Dominating Classes and the Court: Top Student-Athletes


Riley Goodfellow

(From left) Kyle Copley, Gabby Bellizzi, and Dalton Bourne consistently demonstrate their atheltic and academic abilities at SJHHS every day. Bellizzi plays volleyball, Bourne participates in cross country and track, and Copley takes part in cross country, track, and tennis.

Lettering in multiple sports and achieving a high GPA at the same time can seem impossible, yet many SJHHS Stallions do both. Balancing both school and a sport can be challenging, especially for students who push themselves to the best of their abilities in all they do.

Dalton Bourne has never gotten a B in a high school class, despite the honors and AP classes he has taken. He has also been running cross country and track since his freshman year, and has lettered in both.

“I want to make my parents proud. For grades, college has been a big motivator for me. I have gotten all A’s, and the college I’m going to gives this scholarship out to a few kids every year that is a full ride for all four years and I really want to get that so I don’t have to pay for college,” Bourne said.

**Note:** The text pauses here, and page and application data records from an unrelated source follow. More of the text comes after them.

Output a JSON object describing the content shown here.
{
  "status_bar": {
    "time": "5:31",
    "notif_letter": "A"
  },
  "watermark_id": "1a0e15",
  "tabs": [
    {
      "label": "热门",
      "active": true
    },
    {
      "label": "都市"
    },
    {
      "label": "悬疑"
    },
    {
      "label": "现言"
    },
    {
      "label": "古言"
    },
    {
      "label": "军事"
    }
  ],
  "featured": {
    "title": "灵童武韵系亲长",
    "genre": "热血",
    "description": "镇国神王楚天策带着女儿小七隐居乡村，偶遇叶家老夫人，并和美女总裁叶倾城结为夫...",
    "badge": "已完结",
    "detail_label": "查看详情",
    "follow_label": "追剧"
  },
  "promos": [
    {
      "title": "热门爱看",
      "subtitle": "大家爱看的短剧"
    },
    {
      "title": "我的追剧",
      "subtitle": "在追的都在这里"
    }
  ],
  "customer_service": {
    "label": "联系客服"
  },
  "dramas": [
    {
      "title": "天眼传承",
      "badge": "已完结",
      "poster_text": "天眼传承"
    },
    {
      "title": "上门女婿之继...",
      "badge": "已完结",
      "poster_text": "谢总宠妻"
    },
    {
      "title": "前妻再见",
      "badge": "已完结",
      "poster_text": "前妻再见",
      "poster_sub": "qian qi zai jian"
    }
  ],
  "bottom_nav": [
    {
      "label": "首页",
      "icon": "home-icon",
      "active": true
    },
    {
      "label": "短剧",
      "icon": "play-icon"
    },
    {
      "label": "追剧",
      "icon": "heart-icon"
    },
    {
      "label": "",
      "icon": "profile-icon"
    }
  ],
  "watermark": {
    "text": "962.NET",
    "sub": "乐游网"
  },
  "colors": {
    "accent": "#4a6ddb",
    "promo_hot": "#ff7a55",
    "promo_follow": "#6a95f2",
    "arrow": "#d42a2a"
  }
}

While running can be physically exhausting and missing school for meets can be stressful, being a part of a team helps push Bourne to do his best.

“For running, a lot of your drive comes from you don’t want to let your team down. Not many people think of running as a team sport but it is, especially for cross country. You need those points to get your entire team to CIF, so if somebody slacks off you can’t do it. It’s really important. Even if I’m not having a good day I work hard because I don’t want to let the other guys down,” Bourne said.

Bourne has learned over the years how to best manage his time. He’s never had a problem with not getting enough sleep, and he rarely ever stresses over his workload.

“Make sure you figure out what your priorities are. I always like to get the stuff I have to do done before I do what I want to do…once you put your nose to it homework is easy to do, the longest homework has ever taken me is probably three hours,” Bourne said.

Gabriella Bellizzi, another very successful student-athlete, is on the varsity volleyball team at SJHHS. The hardest part of a busy high school life for her has been learning how to maintain her mental health through the stresses of academics and volleyball.

“I think being a student athlete along with societal pressures to be popular and the requirements to get into college these days, it’s really tough to stay mentally healthy because it’s a lot of stress you put on your body and mind,” Bellizzi said.

Sports for me ever since freshman year have been a really good way to take my mind out of the classroom

— Kyle Copley

While she is ecstatic to be committed to play volleyball at Berkeley, it took a lot of hard work and time to achieve both the academic and athletic merit to get there. According to her, balancing time is key to being successful.

“Don’t burn yourself out. Don’t do too much of anything, athletics or academics. Definitely balance them because my biggest regret would be burning myself out in both aspects because I did too much of both. It diminishes your passion for the game and academics and you have to re-teach yourself that love,” Bellizzi said.

Kyle Copley runs both cross country and track while playing tennis. Despite tennis and track having the same season, he is able to play both, largely due to the support of his coaches. They are very understanding and helpful for him balancing two sports along with a rigorous academic schedule.

“Sports for me ever since freshman year have been a really good way to take my mind out of the classroom. Especially for someone taking the classes I’ve taken, a lot of them are really stressful and overwhelming at times, but I have really found that sports are a great way to go out and be active with my friends and kind of take my brain away from the stress of the classes I’m taking,” Copley said.

Like anyone else, managing three sports, difficult classes, and other extracurriculars can take a toll on Copley.

“The hardest for me personally is that when I get home from practice everyday I’m really tired and it’s really hard for me to motivate myself to do my homework. Also, when doing so many sports it’s hard to keep your motivation up in all of them. It’s really hard to give 100% to multiple things at once, and I try to do that to the best of my abilities,” Copley said.

But hard work pays off in the end, and Copley recently committed to his dream school, Notre Dame. He is excited to join the class of 2022.

While balancing school and sports is difficult, it’s definitely do-able. It creates opportunities for students that they usually wouldn’t have and helps them make friends.

“It’s hard. It’s a lot of hard work. But I also don’t think it’s as difficult as people make it out to be. I think the idea itself feels so unattainable that people don’t really go for it. Once you start doing it it’s not as hard as it looks. You just have to put in the work and time,” Bourne said.